Hart of the Matter
From next Friday you’ll be able to take a careful look at the latest plans for traffic management in and around Haverhill town centre – what we blithely call ‘pedestrianisation’.
Suffolk County Council and St Edmundsbury Borough Council are mounting a display in the arts centre for public consultation – the county because it is responsible for highways and traffic management, and the borough because it has £750,000 available for the cosmetic side of the project, which means paving, trees, street furniture, etc.
I’ve had a sneak preview of the proposals and, in essence, they are much the same as those brought forward last year, at the time the Quaker’s Lane scheme was ditched, and bringing in the new idea of closing off the Swan Lane crossing altogether.
They look nice in the virtual state of artists’ impressions and plans, with the new High Street appearing to be a very pleasant environment from the unlikely viewpoint of a helicopter hovering above Queen Street, if slightly less so at ground level.
Nevertheless, artists’ impressions do not stretch as far as the effect on other roads around the edge of the improved area, where a variety of issues are raised.

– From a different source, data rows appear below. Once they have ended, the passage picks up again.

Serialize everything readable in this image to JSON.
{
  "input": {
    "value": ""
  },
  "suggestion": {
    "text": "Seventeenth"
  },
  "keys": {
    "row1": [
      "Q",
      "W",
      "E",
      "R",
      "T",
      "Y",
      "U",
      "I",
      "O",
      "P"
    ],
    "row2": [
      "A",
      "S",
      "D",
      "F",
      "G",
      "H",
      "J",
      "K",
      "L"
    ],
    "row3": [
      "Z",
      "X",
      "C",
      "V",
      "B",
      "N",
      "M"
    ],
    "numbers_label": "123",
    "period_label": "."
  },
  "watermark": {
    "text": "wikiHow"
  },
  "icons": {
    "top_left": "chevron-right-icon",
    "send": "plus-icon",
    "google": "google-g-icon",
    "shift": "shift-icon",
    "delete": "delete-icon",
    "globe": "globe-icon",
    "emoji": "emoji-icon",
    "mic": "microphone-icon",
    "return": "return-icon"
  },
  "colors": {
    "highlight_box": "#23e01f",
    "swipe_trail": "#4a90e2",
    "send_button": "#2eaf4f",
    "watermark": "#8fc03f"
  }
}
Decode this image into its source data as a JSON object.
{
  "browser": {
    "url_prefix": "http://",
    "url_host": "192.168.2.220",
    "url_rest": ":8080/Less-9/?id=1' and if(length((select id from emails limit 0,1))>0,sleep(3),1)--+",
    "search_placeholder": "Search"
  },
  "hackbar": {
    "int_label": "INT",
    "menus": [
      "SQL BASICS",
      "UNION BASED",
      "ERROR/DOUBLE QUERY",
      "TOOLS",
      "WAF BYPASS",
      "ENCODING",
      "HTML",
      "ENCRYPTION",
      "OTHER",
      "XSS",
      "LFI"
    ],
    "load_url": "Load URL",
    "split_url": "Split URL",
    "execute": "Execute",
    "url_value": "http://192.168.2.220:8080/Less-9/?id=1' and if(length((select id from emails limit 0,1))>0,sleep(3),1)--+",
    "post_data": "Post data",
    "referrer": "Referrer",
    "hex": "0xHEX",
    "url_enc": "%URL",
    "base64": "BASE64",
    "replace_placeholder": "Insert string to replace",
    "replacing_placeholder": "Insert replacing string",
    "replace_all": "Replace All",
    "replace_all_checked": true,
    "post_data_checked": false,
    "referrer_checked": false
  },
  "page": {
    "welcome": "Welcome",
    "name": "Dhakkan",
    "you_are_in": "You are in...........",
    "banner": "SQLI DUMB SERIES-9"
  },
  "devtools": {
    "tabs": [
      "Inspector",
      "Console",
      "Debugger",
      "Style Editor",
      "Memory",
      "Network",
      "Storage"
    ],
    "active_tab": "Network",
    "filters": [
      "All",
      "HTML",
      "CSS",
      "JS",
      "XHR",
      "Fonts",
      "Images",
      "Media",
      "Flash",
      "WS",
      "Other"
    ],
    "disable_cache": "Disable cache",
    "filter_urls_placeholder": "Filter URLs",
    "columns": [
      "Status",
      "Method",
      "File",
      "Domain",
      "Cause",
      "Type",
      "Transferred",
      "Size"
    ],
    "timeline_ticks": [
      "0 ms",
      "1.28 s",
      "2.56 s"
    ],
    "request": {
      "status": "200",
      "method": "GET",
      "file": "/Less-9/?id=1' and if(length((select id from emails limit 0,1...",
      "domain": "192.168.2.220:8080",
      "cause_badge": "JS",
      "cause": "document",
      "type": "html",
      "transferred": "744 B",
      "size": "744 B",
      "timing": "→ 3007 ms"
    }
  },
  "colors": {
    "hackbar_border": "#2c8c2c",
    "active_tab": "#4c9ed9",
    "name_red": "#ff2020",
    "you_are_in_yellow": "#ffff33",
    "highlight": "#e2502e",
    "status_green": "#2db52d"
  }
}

What will Crowland Road be like when it has to take a good percentage of the cross-town traffic now prevented from using Swan Lane? Two options are given to ameliorate the obvious congestion which would arise at present, either a one-way system or a ban on all parking towards the Withersfield Road end.
The latter would not, I think, be greeted with enthusiasm by people who live there and have nowhere else to park. A Machiavellian engineer or politician might have thought of closing the nearby health centre which sits on a good-sized parking area behind these houses, but let us not go there.
The one-way idea, which would be from Withersfield Road towards Camps Road, is the more likely, but it closes off that route around the town for everyone from the south side, pushing them all round Clements Lane, Duddery Hill and Mount Road.
The point that this would include ambulances from their base in Camps Road has been made, but I believe they generally sit out of town a lot of the time anyway nowadays, so that may not be as pertinent as it used to be.
At the other end of town there are also some issues to sort out. Anyone from the north side of town wanting to access any properties in the upper half of High Street will now be likely to use Hamlet Road and, at the risk of repeating myself, this road is probably going to be serving another 90 homes on the site of the old Hamlet Croft football ground. This project needs to be factored into the scheme.
That traffic will be competing around the Duddery Hill and Mount Road junctions with all the traffic coming down Duddery Hill, including new traffic now unable to use Crowland Road. That area is a bottleneck at the best of times. It only needs one lorry or one inconsiderately parked car to cause a big tailback.
Talking of tailbacks, access into and out of Swan Lane for Argos car park (can’t really call it Peacocks any more until we know what is happening to that store), will be controlled by traffic lights on a user-activated system.
It will be interesting to see the effect that has on the Tesco roundabout and Cangle junction complex. The rarely-used traffic light pedestrian crossing for Tesco already has the ability to cause a considerable tailback in Wratting Road and even Withersfield Road.
Also, the Ehringshausen Way/Lordscroft Lane section of road has already become almost interminable because of the number of crossings and junctions to be negotiated. And now everyone from the south side of town will have to use it – or run the gauntlet of the Chalkstone humps. Add in another set of traffic lights at Swan Lane and that will make it about one every 50 yards from Cineworld to Broad Street.
Then there’s the parking, or rather not parking. The street will be closed Sunday to Thursday 10am-4pm and Friday and Saturday 6am-6pm. Even outside those times you won’t be able to park in it unless you’re disabled.
That may be difficult to enforce, and it will almost certainly put up the currency value of blue badges among the fast food junkies, but it would be good from an aesthetic point of view.
And then there are the businesses cut off from access, and the 100-plus people who work on the Gurteens site....
There is no doubt that the ‘holy grail’ of an attractive, traffic-free high street is worth sacrificing a lot for. In the end we will probably have to put up with all the concomitant difficulties which it creates.
If that is the case, the borough had better do a good job with the cosmetics in the ‘pedestrian’ area. It has to look absolutely fantastic – and bring in some national retailers - for people to be convinced it has been worth all the hassle.